# PROBLEM:
Where does the string "summary" occur in the entries below? Copy every line where it does.
-- EXERCISE INPUTS follows --
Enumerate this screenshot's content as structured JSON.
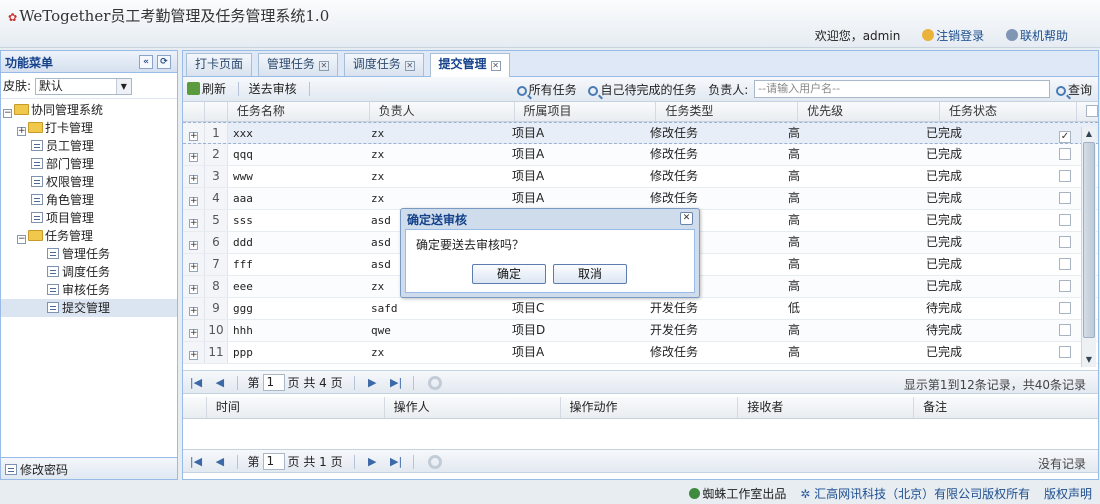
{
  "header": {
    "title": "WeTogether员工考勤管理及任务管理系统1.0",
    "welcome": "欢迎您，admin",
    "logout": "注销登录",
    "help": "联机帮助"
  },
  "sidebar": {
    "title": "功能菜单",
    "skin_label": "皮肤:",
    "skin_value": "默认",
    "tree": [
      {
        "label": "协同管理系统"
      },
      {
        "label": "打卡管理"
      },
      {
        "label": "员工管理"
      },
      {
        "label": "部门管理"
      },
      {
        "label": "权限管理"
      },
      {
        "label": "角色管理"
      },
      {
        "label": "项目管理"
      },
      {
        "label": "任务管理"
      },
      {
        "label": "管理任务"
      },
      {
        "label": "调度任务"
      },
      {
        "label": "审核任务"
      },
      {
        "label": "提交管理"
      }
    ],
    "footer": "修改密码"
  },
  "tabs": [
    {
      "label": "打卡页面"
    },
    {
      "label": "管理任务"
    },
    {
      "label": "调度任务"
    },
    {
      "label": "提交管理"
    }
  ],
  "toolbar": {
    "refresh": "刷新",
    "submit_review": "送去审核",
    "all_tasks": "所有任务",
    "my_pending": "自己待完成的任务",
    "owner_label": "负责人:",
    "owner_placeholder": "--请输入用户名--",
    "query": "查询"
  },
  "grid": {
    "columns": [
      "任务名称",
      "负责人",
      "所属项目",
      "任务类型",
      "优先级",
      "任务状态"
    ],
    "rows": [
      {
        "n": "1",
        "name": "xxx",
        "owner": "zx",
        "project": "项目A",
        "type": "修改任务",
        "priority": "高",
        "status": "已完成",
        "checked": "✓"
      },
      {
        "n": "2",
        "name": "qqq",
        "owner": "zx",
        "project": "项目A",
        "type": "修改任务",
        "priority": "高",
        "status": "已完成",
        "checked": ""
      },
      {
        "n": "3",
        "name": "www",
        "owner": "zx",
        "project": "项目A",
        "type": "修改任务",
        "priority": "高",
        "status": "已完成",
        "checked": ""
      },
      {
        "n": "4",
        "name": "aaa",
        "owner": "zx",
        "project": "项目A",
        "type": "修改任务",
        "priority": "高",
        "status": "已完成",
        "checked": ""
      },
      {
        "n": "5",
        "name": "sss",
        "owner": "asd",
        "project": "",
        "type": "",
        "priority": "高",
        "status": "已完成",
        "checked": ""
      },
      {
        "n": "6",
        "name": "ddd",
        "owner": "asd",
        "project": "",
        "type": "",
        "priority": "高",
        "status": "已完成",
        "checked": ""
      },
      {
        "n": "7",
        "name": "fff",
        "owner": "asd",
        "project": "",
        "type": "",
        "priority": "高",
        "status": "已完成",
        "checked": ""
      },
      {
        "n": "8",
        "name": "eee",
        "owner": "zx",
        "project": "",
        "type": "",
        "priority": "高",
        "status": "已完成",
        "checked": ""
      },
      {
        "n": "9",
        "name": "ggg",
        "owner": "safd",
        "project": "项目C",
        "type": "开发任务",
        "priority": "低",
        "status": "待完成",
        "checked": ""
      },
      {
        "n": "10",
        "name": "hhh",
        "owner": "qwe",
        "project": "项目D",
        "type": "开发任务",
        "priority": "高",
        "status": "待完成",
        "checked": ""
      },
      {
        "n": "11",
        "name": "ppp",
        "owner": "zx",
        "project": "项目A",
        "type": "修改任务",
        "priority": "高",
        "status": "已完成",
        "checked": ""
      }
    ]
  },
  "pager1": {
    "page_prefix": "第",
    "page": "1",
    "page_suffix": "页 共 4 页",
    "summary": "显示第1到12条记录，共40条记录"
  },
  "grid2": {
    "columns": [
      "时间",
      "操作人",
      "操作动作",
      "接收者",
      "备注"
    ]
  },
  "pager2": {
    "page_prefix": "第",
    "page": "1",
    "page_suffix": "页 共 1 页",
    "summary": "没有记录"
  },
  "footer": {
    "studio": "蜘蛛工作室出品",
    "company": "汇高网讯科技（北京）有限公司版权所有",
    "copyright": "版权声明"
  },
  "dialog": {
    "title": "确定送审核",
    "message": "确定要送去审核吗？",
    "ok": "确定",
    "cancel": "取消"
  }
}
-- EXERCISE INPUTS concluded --
# EXERCISE OUTPUT:
    "summary": "显示第1到12条记录，共40条记录"
    "summary": "没有记录"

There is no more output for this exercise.